I want to thank Times Argus Editor Steve Pappas for writing “Food for thought,” an editorial published in the May 15 edition of this newspaper. Pappas discussed hunger in Vermont and the nation — especially as it affects our youth.
I’m also writing to highlight Community Harvest of Central Vermont, a group that is working to combat hunger in our region. This grass-roots nonprofit works with local farmers to glean, store and deliver fresh fruits and vegetables. There is a lot of food waste in agriculture, even when the food is grown locally: A 2016 study showed that 14.3 million pounds of vegetables and berries grown on Vermont farms go uneaten each year, with about 1 million pounds of that grown here in Washington County alone.
CHCV delivers what they gather to organizations that help food insecure individuals in our communities, including food shelves, senior meal programs, after-school and early childhood programs, schools with many free meal recipients, and community lunch programs. The Montpelier Food Pantry, for example, received more than 7,000 pounds of nutritious food from CHCV last year. Recipient partner sites receive this food on a weekly basis during the gleaning season. All of the gleaning is performed by volunteers, and a significant portion of CHCV’s funding is from local and regional foundations, businesses, and donations from groups and individuals.

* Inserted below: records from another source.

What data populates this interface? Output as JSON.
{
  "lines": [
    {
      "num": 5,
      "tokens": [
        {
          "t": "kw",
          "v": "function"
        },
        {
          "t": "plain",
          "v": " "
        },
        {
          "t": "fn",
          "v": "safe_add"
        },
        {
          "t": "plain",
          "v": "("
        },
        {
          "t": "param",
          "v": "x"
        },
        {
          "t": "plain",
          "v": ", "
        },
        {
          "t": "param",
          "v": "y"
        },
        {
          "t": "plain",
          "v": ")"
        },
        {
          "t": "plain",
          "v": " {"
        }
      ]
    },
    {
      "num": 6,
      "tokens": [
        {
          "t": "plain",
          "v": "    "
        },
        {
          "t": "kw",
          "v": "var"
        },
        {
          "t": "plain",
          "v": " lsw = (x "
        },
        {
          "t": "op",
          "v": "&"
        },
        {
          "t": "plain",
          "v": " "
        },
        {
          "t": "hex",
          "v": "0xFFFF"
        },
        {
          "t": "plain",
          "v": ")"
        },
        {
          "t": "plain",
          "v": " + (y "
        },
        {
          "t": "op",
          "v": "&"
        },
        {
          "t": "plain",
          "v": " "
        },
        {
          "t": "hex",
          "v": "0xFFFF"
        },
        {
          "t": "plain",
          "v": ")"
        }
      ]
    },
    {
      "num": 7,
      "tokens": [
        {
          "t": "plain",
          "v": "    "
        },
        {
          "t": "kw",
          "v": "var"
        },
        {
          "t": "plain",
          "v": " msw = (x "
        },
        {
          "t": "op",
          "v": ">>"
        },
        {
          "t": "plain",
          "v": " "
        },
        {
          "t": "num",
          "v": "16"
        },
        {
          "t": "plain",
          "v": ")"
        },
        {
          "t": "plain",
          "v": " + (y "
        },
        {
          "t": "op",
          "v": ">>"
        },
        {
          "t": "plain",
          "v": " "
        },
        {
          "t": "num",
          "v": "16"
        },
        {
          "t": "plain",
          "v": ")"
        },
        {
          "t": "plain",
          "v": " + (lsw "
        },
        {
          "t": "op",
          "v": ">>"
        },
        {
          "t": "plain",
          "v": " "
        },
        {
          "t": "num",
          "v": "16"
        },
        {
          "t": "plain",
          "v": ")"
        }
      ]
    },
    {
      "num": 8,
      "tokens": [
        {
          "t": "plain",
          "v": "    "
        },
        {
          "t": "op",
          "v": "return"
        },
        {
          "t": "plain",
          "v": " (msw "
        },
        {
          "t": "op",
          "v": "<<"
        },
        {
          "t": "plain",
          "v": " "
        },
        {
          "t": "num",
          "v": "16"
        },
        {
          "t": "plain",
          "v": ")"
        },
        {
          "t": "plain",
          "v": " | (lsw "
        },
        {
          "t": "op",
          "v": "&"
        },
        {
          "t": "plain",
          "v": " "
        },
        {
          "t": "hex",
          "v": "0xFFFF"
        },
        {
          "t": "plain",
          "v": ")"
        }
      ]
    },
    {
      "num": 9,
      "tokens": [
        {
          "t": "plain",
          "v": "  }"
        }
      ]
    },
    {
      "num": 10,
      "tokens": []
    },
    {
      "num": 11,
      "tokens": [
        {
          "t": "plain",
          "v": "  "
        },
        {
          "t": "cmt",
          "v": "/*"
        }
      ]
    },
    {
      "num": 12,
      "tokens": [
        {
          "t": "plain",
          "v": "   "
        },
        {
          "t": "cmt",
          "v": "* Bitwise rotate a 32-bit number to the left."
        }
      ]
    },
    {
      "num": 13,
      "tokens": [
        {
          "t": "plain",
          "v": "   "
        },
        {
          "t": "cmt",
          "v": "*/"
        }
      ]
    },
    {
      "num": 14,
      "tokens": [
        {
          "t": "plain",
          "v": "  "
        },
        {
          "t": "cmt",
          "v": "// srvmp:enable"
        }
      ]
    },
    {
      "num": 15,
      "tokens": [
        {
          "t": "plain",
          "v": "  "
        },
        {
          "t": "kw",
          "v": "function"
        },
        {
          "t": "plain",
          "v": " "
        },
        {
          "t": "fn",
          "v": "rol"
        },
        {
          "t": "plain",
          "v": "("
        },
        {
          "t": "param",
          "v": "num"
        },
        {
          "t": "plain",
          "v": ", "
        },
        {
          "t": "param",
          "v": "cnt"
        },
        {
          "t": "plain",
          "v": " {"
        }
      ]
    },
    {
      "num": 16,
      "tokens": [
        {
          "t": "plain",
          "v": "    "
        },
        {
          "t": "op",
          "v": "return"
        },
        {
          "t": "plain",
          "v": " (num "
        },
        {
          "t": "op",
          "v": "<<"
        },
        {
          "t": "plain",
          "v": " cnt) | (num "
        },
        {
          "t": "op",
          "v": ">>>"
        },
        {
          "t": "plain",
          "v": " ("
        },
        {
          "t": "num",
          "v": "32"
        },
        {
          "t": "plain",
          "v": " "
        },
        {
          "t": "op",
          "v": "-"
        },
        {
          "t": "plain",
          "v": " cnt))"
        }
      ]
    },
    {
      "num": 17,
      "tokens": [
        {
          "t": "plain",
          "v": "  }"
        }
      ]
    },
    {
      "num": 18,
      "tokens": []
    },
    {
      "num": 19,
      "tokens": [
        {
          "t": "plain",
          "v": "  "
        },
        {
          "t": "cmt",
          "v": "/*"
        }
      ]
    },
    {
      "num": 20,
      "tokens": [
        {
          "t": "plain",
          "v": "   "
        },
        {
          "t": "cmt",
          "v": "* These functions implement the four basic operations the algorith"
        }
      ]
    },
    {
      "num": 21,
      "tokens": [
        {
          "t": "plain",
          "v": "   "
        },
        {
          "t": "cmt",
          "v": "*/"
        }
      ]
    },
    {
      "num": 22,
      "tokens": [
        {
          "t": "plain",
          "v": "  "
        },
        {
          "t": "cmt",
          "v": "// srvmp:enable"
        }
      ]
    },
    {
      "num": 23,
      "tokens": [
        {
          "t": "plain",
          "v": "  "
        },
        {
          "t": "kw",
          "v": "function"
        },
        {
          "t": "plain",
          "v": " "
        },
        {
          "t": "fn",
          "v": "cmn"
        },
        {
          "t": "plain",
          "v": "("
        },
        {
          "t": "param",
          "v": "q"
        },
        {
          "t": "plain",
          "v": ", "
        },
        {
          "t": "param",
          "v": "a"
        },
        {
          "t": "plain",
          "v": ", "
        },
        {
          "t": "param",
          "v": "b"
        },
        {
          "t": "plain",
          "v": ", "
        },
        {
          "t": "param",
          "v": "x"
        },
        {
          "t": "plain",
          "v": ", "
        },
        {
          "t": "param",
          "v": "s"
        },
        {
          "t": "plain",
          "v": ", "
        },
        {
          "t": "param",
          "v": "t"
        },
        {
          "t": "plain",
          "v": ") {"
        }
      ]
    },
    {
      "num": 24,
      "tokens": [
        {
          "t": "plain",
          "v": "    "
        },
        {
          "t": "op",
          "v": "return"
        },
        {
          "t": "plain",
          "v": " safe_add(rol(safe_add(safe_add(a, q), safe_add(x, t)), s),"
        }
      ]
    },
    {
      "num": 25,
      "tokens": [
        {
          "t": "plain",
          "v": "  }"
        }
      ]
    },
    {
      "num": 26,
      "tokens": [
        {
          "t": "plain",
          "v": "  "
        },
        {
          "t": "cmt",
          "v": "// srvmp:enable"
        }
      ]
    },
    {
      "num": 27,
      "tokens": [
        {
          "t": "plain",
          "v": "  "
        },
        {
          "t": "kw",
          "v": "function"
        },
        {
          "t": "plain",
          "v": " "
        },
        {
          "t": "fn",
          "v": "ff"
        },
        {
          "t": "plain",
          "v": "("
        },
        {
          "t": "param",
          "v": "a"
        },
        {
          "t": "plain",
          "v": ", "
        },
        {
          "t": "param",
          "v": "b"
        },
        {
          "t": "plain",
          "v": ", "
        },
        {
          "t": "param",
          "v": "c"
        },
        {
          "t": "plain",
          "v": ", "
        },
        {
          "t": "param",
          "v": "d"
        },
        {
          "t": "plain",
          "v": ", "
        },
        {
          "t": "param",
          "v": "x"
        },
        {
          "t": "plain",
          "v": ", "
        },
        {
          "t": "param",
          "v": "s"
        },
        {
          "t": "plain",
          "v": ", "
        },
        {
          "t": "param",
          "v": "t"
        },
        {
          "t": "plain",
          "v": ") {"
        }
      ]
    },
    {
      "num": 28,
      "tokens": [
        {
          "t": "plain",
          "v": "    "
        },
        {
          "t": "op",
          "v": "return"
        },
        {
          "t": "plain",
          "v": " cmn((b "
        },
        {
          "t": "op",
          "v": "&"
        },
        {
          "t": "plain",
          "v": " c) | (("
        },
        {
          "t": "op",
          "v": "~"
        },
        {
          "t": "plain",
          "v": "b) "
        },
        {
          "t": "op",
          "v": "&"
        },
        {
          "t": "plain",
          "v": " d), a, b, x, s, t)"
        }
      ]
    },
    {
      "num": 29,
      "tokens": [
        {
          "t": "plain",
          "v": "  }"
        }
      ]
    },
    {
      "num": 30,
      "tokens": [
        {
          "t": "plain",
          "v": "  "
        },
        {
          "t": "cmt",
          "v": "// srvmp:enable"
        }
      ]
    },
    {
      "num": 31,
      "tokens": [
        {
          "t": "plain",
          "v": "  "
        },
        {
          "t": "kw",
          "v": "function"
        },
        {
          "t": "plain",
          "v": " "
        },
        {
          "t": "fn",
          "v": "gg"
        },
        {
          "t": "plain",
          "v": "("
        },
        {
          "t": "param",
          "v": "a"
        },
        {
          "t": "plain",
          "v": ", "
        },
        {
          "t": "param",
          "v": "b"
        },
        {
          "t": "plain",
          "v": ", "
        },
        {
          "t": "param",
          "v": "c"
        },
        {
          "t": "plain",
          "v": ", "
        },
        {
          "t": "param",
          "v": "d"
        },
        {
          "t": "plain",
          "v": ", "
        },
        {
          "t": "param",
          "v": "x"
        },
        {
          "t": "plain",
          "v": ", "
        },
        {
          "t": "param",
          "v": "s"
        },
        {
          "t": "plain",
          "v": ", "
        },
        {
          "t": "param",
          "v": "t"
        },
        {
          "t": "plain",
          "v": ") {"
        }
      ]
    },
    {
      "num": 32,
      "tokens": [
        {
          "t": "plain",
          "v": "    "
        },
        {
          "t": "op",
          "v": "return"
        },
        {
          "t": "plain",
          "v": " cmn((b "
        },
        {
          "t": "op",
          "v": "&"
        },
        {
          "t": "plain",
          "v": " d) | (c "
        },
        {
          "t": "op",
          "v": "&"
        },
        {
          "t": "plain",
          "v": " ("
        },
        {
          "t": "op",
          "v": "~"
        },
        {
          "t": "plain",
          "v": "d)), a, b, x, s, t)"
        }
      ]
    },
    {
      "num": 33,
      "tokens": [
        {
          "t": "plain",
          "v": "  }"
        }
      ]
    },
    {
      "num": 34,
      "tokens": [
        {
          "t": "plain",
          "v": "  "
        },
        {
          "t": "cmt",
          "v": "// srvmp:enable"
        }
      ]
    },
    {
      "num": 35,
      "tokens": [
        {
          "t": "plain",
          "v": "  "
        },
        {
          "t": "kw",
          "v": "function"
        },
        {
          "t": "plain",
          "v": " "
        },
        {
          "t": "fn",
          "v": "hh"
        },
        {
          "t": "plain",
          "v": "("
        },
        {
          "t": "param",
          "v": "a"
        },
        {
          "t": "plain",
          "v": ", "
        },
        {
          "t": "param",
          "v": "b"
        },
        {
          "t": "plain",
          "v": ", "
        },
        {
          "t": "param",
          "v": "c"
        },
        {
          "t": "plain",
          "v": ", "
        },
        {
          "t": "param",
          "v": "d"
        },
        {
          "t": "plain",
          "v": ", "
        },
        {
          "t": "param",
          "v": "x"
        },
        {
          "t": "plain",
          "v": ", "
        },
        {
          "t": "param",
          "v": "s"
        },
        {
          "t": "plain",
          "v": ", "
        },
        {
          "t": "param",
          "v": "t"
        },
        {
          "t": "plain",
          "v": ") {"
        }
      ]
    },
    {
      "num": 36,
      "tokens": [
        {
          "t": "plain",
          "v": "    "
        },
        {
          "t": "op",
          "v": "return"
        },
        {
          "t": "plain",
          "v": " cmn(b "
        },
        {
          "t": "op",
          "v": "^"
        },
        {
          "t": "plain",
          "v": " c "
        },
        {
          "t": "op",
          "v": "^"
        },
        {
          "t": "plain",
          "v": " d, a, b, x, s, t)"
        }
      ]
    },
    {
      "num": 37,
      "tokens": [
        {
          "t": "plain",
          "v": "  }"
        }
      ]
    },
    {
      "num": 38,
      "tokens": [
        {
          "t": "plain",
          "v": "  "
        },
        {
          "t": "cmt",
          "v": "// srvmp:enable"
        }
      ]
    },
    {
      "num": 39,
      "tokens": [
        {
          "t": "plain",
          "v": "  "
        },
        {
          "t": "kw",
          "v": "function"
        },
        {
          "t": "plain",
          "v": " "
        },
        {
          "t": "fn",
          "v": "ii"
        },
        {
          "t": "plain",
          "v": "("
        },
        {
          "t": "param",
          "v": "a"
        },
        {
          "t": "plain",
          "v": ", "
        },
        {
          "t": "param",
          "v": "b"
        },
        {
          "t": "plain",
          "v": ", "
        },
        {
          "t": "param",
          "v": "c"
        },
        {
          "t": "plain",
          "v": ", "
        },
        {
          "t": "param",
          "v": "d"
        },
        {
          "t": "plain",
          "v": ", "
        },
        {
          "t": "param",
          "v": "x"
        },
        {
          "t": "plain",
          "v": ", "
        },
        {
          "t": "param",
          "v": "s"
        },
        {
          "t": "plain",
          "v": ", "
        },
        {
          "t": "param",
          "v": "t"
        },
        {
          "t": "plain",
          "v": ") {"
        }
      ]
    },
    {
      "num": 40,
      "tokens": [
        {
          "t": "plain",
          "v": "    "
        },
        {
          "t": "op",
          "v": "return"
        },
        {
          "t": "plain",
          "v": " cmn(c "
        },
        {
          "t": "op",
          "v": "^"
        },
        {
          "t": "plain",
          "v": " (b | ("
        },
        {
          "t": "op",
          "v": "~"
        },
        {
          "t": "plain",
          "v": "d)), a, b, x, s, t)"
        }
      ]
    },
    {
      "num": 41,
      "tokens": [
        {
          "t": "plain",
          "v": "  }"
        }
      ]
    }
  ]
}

I encourage you to get involved with CHCV or any other gleaning organization. It’s incredibly rewarding and fun to get your hands dirty.
Scott Hess is board president of Community Harvest of Central Vermont. He lives in East Montpelier.